After keeping chickens for a while and spending time with them, I think you will realize that there is a great deal that people can learn from watching a flock grow old together. I’ve been feeling so saddened lately with all that I am hearing, watching, and reading about in the world. Sometime I begin to wonder if there is any decency left in this human race that I am apart of. No longer are heinous events limited to those of a certain age, area, or group. They are melting across all parameters of our existence. It’s these times when I try to take time to unplug and remember the simple joys and happiness that surround me. To me, happiness is a flock of chickens.
The chickens help to keep us grounded. Taking a walk out to the coop is a wonderful way to notice the little things. One the way to the coop this morning, I swear I could smell spring in the air. That little bit of “electricity” with each breath I took. The song birds have also changed their tunes. They are those that are familiar to me with the arrival of spring.
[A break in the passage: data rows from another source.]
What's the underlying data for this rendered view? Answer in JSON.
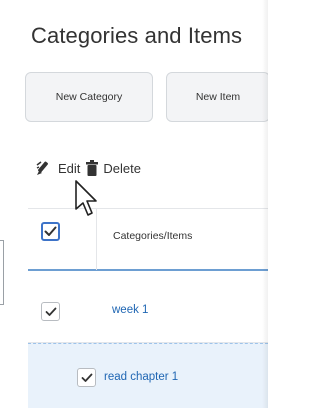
{
  "page": {
    "title": "Categories and Items"
  },
  "buttons": {
    "new_category": "New Category",
    "new_item": "New Item"
  },
  "toolbar": {
    "edit_label": "Edit",
    "edit_icon": "pencil-icon",
    "delete_label": "Delete",
    "delete_icon": "trash-icon"
  },
  "table": {
    "header": "Categories/Items",
    "select_all_checked": true,
    "rows": [
      {
        "label": "week 1",
        "checked": true,
        "kind": "category"
      },
      {
        "label": "read chapter 1",
        "checked": true,
        "kind": "item"
      }
    ]
  },
  "colors": {
    "link": "#1f66b3",
    "accent": "#3d73c8",
    "selected_row_bg": "#e9f2fb"
  }
}
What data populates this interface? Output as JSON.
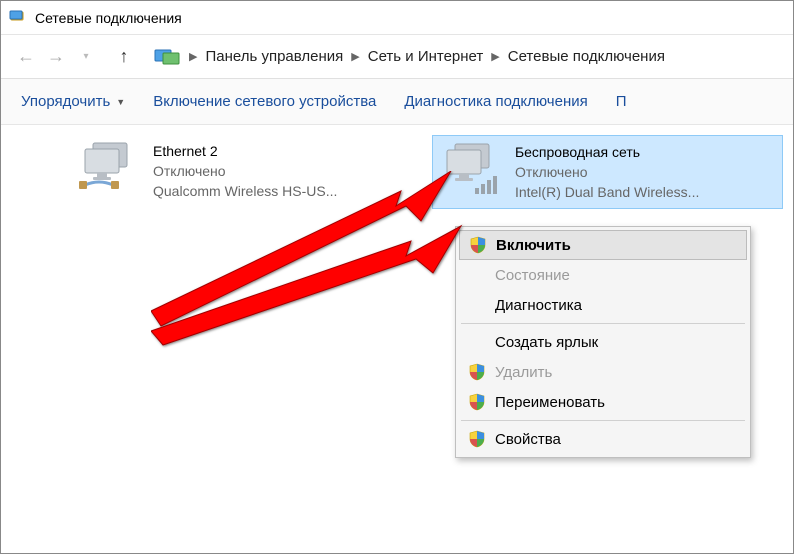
{
  "window": {
    "title": "Сетевые подключения"
  },
  "breadcrumbs": {
    "root": "Панель управления",
    "mid": "Сеть и Интернет",
    "leaf": "Сетевые подключения"
  },
  "toolbar": {
    "organize": "Упорядочить",
    "enable": "Включение сетевого устройства",
    "diag": "Диагностика подключения",
    "more": "П"
  },
  "adapters": [
    {
      "name": "Ethernet 2",
      "status": "Отключено",
      "desc": "Qualcomm Wireless HS-US..."
    },
    {
      "name": "Беспроводная сеть",
      "status": "Отключено",
      "desc": "Intel(R) Dual Band Wireless..."
    }
  ],
  "menu": {
    "enable": "Включить",
    "state": "Состояние",
    "diag": "Диагностика",
    "shortcut": "Создать ярлык",
    "delete": "Удалить",
    "rename": "Переименовать",
    "props": "Свойства"
  }
}
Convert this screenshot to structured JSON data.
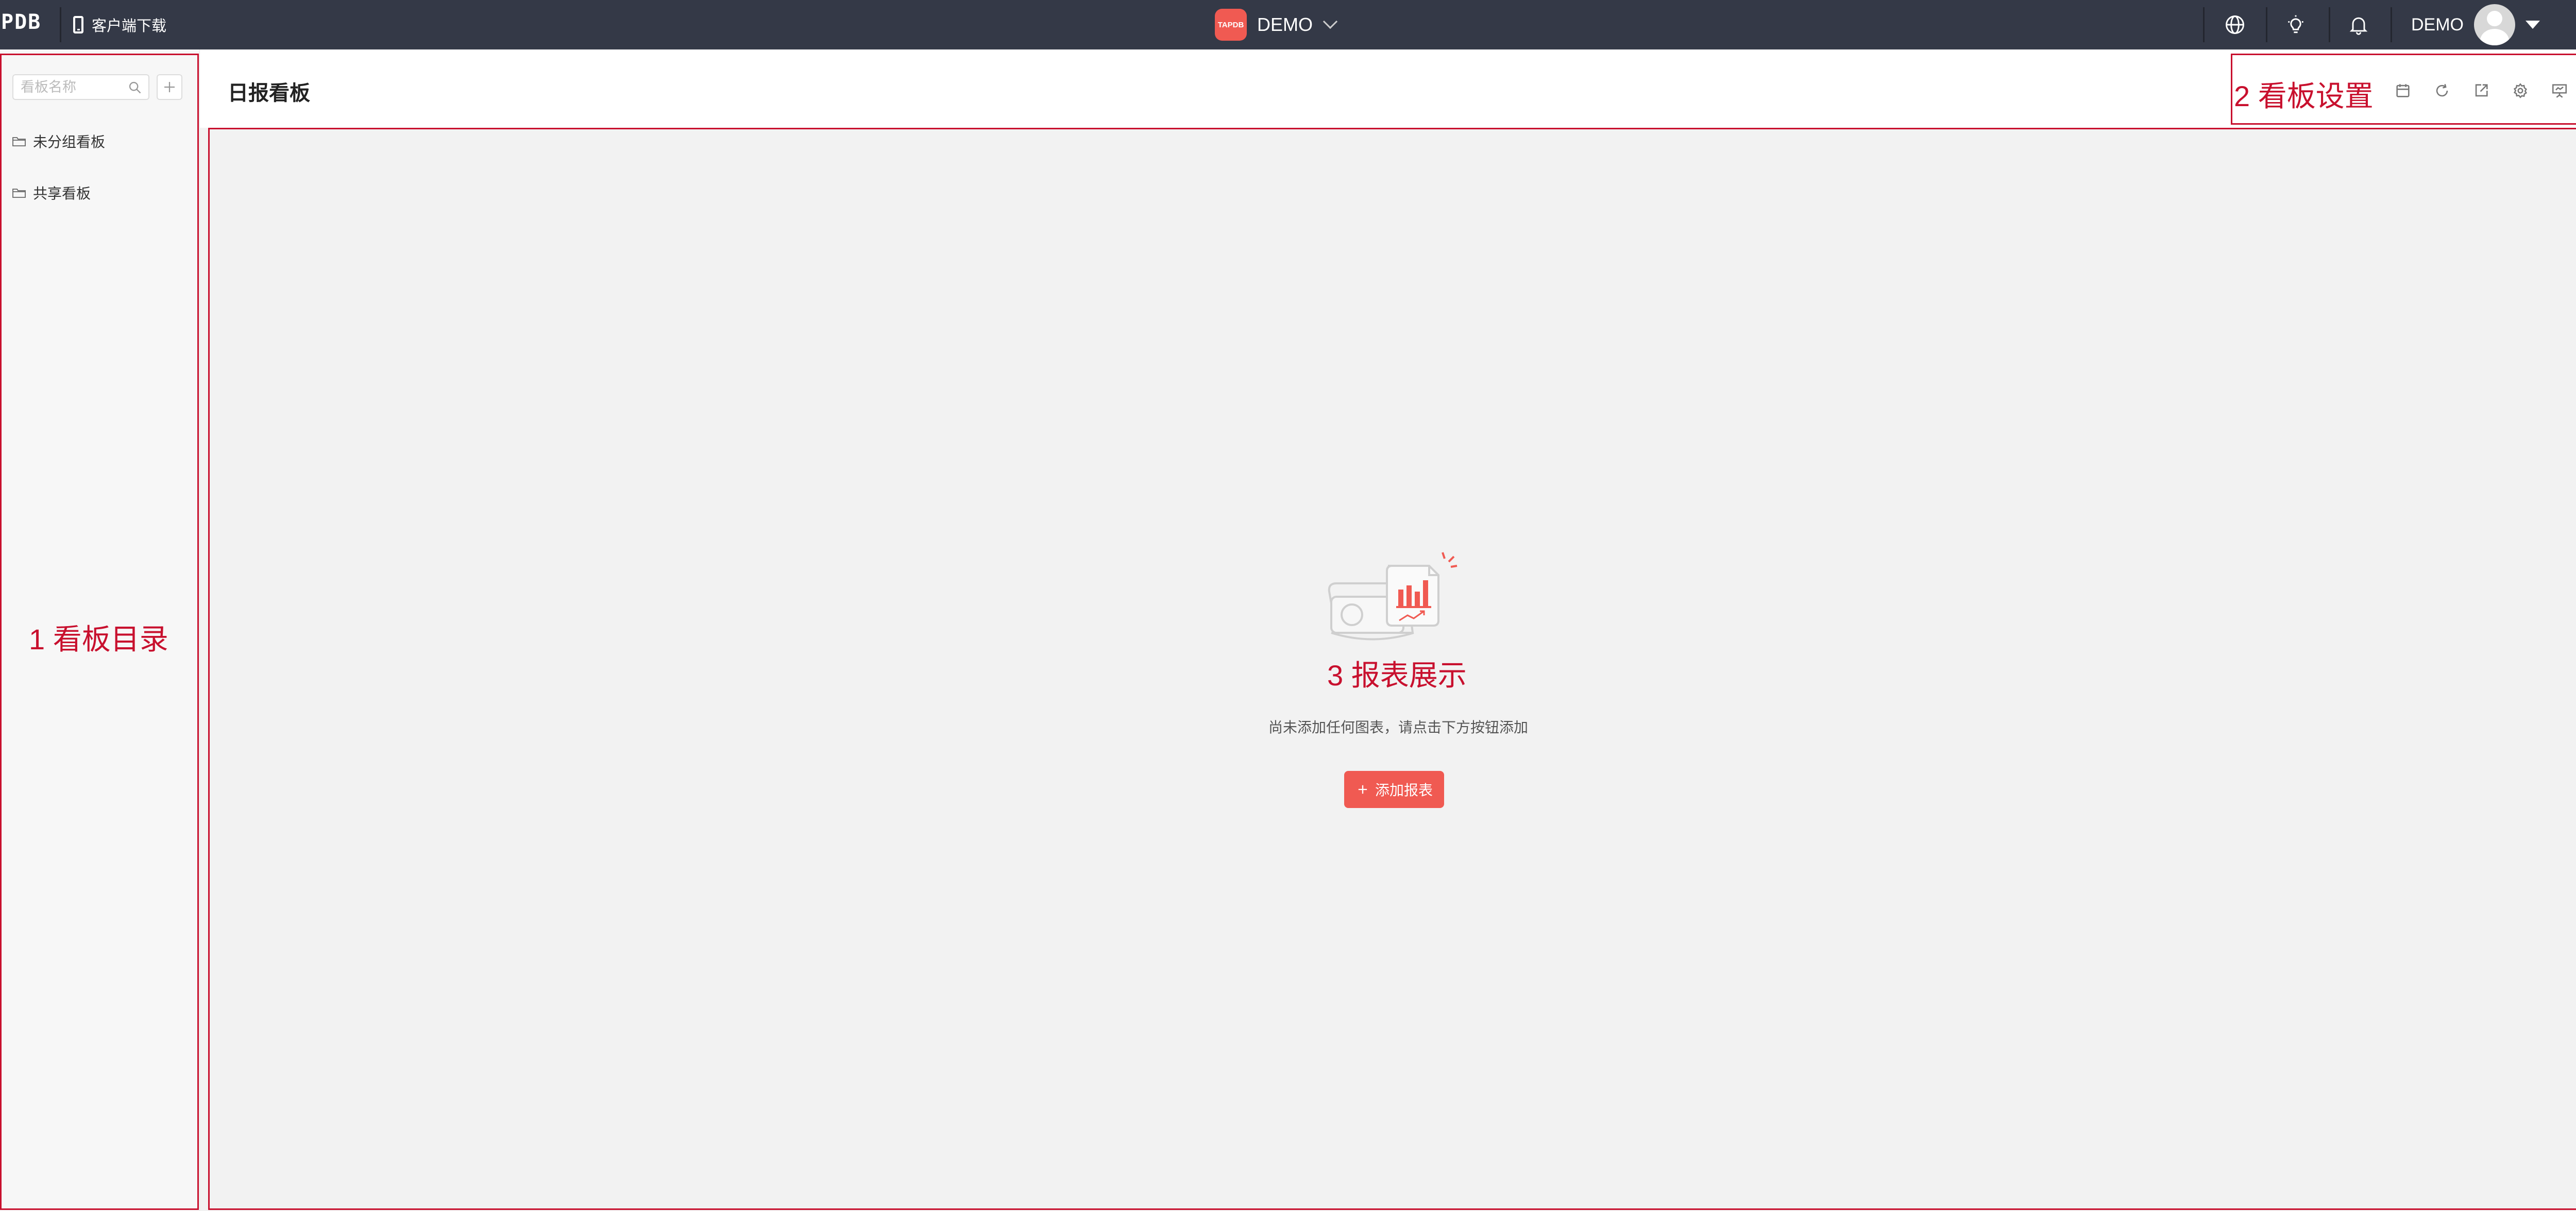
{
  "topbar": {
    "logo": "PDB",
    "download_label": "客户端下载",
    "brand_logo_text": "TAPDB",
    "brand_name": "DEMO",
    "user_name": "DEMO"
  },
  "sidebar": {
    "search_placeholder": "看板名称",
    "folders": [
      {
        "label": "未分组看板"
      },
      {
        "label": "共享看板"
      }
    ]
  },
  "header": {
    "title": "日报看板"
  },
  "main": {
    "empty_text": "尚未添加任何图表，请点击下方按钮添加",
    "add_button_label": "添加报表"
  },
  "annotations": {
    "sidebar": "1 看板目录",
    "settings": "2 看板设置",
    "report": "3 报表展示"
  },
  "colors": {
    "topbar_bg": "#343947",
    "accent": "#f05a52",
    "annotation": "#c8102e"
  }
}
Perhaps they are mating or courting songs, I can’t help but smile at their jolliness!
As I arrive at the coop, everyone is talking to me. “Good morning!” “Let us out!” “What’s taking you so long?” There they are prancing about back and forth waddling and jockeying themselves into the best position at the pop door. As I lean down to open the wee door, one of them squeezes past Sometimes two at a time go through that tiny little opening no more than 12 inches wide. Like popcorn popping, through the door they go, out and about to greet the day and the world with a lust for life.
Their days are simple. Their needs are low. Their demands are non-existent. They sometimes agree to disagree. Sometimes they avoid one another and other times they take a dust bath together. They fight but always make up before bed. They have their differences. They have their own thoughts sometimes. Yet they are different.
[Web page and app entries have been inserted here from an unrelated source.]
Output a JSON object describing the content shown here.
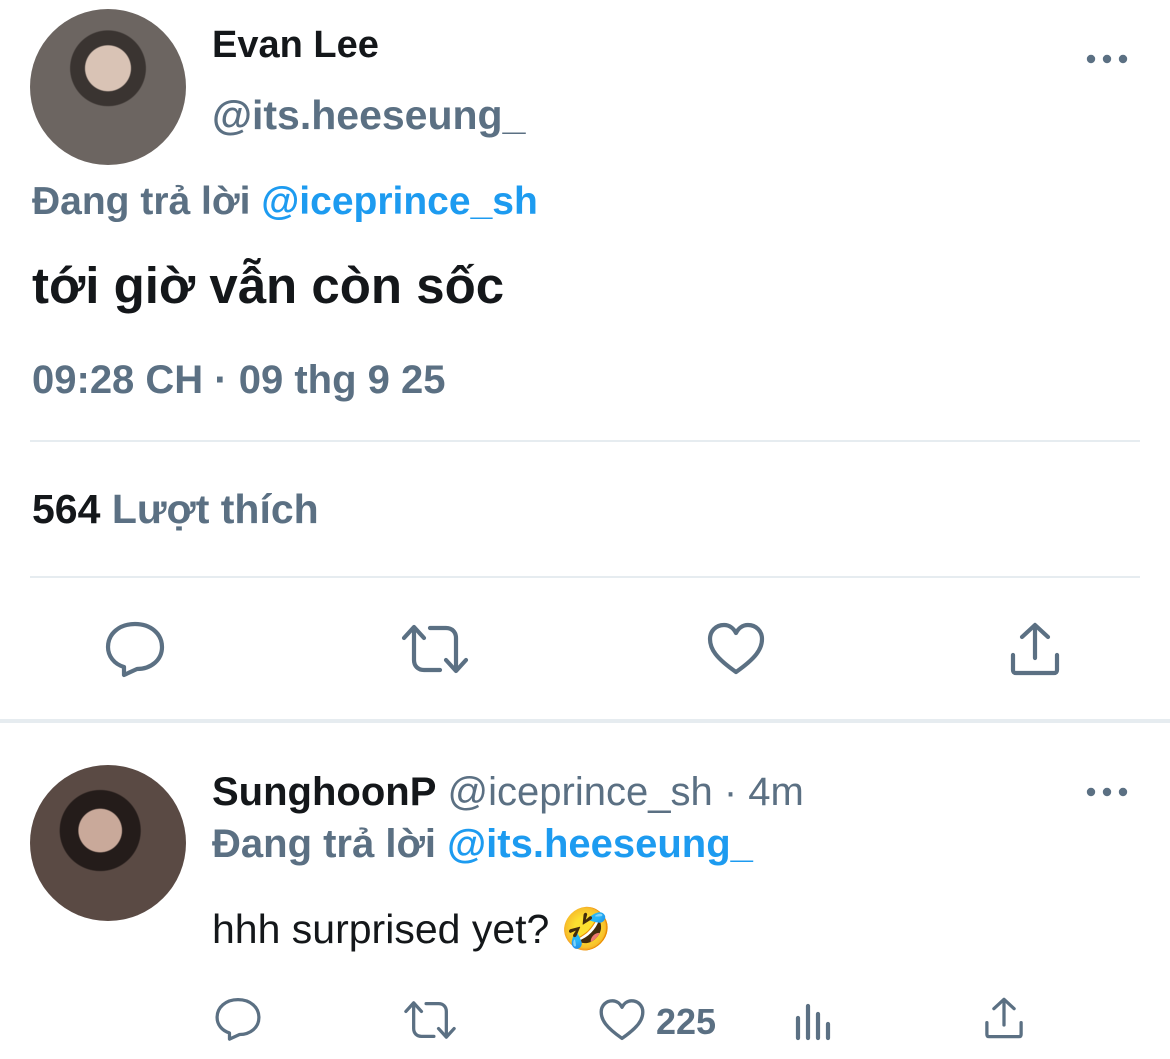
{
  "tweet": {
    "author_name": "Evan Lee",
    "author_handle": "@its.heeseung_",
    "replying_prefix": "Đang trả lời",
    "replying_to": "@iceprince_sh",
    "text": "tới giờ vẫn còn sốc",
    "timestamp": "09:28 CH · 09 thg 9 25",
    "likes_count": "564",
    "likes_label": "Lượt thích",
    "more_icon": "more-horizontal-icon",
    "actions": [
      "reply-icon",
      "retweet-icon",
      "like-icon",
      "share-icon"
    ]
  },
  "reply": {
    "author_name": "SunghoonP",
    "author_handle": "@iceprince_sh",
    "time": "· 4m",
    "replying_prefix": "Đang trả lời",
    "replying_to": "@its.heeseung_",
    "text": "hhh surprised yet? 🤣",
    "like_count": "225",
    "actions": [
      "reply-icon",
      "retweet-icon",
      "like-icon",
      "analytics-icon",
      "share-icon"
    ]
  },
  "colors": {
    "accent": "#1d9bf0",
    "muted": "#5b7083",
    "divider": "#e6ecf0"
  }
}
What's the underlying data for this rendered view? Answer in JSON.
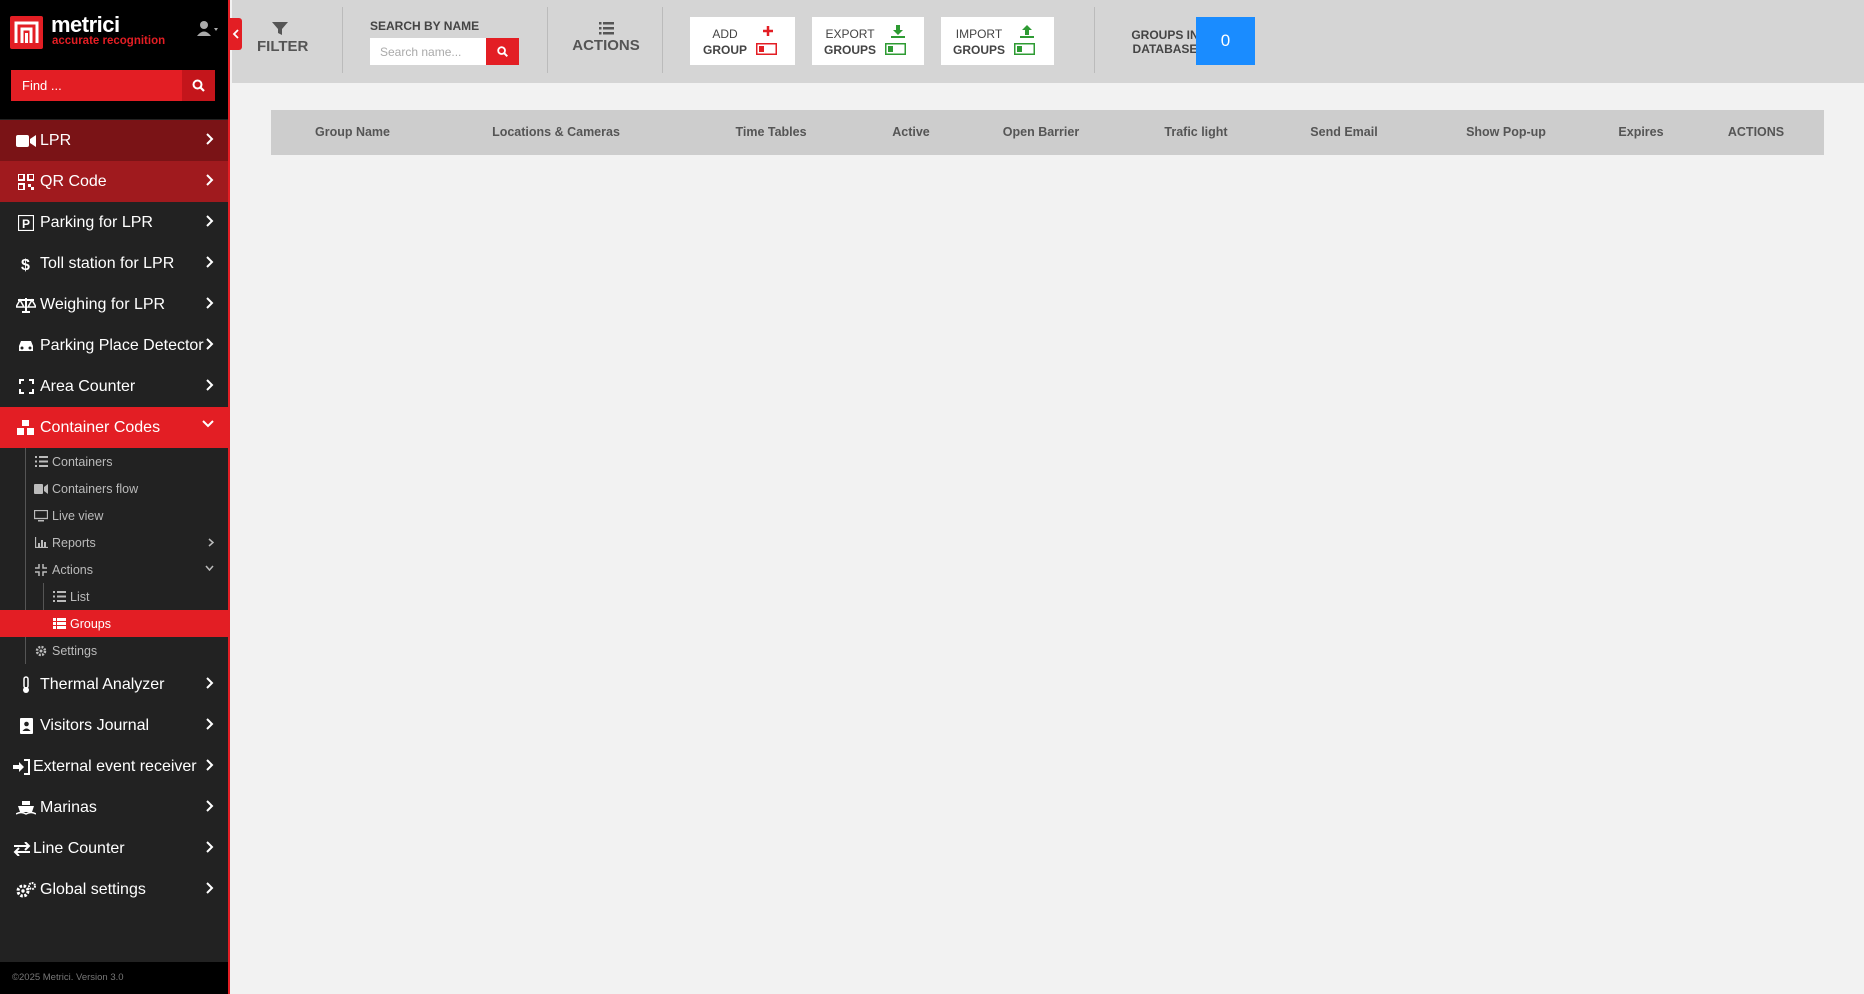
{
  "brand": {
    "name": "metrici",
    "tagline": "accurate recognition",
    "accent": "#e31e24"
  },
  "search_sidebar": {
    "placeholder": "Find ..."
  },
  "nav": [
    {
      "label": "LPR",
      "icon": "video-camera-icon"
    },
    {
      "label": "QR Code",
      "icon": "qr-code-icon"
    },
    {
      "label": "Parking for LPR",
      "icon": "parking-icon"
    },
    {
      "label": "Toll station for LPR",
      "icon": "dollar-icon"
    },
    {
      "label": "Weighing for LPR",
      "icon": "scale-icon"
    },
    {
      "label": "Parking Place Detector",
      "icon": "car-icon"
    },
    {
      "label": "Area Counter",
      "icon": "expand-icon"
    },
    {
      "label": "Container Codes",
      "icon": "cubes-icon"
    }
  ],
  "container_sub": [
    {
      "label": "Containers",
      "icon": "list-icon"
    },
    {
      "label": "Containers flow",
      "icon": "video-icon"
    },
    {
      "label": "Live view",
      "icon": "monitor-icon"
    },
    {
      "label": "Reports",
      "icon": "chart-icon"
    },
    {
      "label": "Actions",
      "icon": "compress-icon"
    }
  ],
  "actions_sub": [
    {
      "label": "List",
      "icon": "list-icon"
    },
    {
      "label": "Groups",
      "icon": "table-icon"
    }
  ],
  "settings_sub": {
    "label": "Settings",
    "icon": "gear-icon"
  },
  "nav_bottom": [
    {
      "label": "Thermal Analyzer",
      "icon": "thermometer-icon"
    },
    {
      "label": "Visitors Journal",
      "icon": "id-badge-icon"
    },
    {
      "label": "External event receiver",
      "icon": "sign-in-icon"
    },
    {
      "label": "Marinas",
      "icon": "ship-icon"
    },
    {
      "label": "Line Counter",
      "icon": "exchange-icon"
    },
    {
      "label": "Global settings",
      "icon": "gears-icon"
    }
  ],
  "footer": "©2025 Metrici. Version 3.0",
  "toolbar": {
    "filter_label": "FILTER",
    "search_label": "SEARCH BY NAME",
    "search_placeholder": "Search name...",
    "actions_label": "ACTIONS",
    "add_line1": "ADD",
    "add_line2": "GROUP",
    "export_line1": "EXPORT",
    "export_line2": "GROUPS",
    "import_line1": "IMPORT",
    "import_line2": "GROUPS",
    "db_line1": "GROUPS IN",
    "db_line2": "DATABASE",
    "db_count": "0"
  },
  "table": {
    "columns": [
      "Group Name",
      "Locations & Cameras",
      "Time Tables",
      "Active",
      "Open Barrier",
      "Trafic light",
      "Send Email",
      "Show Pop-up",
      "Expires",
      "ACTIONS"
    ]
  }
}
They can agree to disagree. They do not intentionally tease or try to provoke others. They realize that they need one another for the good of the flock.Their needs are simple and easily met. They are happy with having “enough”. Sometimes,they don’t find it necessary to cross to the other side of the road. They know when to keep to themselves. They respect one another and their places in the pecking order.
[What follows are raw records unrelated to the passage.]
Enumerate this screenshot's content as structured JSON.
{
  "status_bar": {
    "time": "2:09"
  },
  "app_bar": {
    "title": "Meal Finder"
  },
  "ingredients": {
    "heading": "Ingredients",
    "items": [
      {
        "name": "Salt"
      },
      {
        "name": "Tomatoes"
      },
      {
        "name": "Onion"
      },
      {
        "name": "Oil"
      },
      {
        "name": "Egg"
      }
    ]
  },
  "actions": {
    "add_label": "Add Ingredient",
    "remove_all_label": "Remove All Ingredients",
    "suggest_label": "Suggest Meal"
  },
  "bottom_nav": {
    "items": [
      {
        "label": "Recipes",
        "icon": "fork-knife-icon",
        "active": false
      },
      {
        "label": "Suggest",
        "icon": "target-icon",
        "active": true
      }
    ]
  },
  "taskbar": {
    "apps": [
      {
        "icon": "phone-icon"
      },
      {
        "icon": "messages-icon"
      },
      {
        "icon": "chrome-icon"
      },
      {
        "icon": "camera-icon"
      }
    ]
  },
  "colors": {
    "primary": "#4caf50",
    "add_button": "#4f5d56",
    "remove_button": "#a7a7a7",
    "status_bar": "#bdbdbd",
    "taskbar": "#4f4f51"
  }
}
Sometimes it does seem possible that chickens are smarter than people. I’ve had lots of people write in to tell me that they’d rather spend time with their flocks than people. You know, sometimes, I have to agree. Sometimes, it’s good to feel like you belong to the flock. No one is there to judge. Unless of course, you come out with a handful of meal worms or scratch. Then somehow you automatically reach super chicken stardom status.
Photo Credit: Tilly’s Nest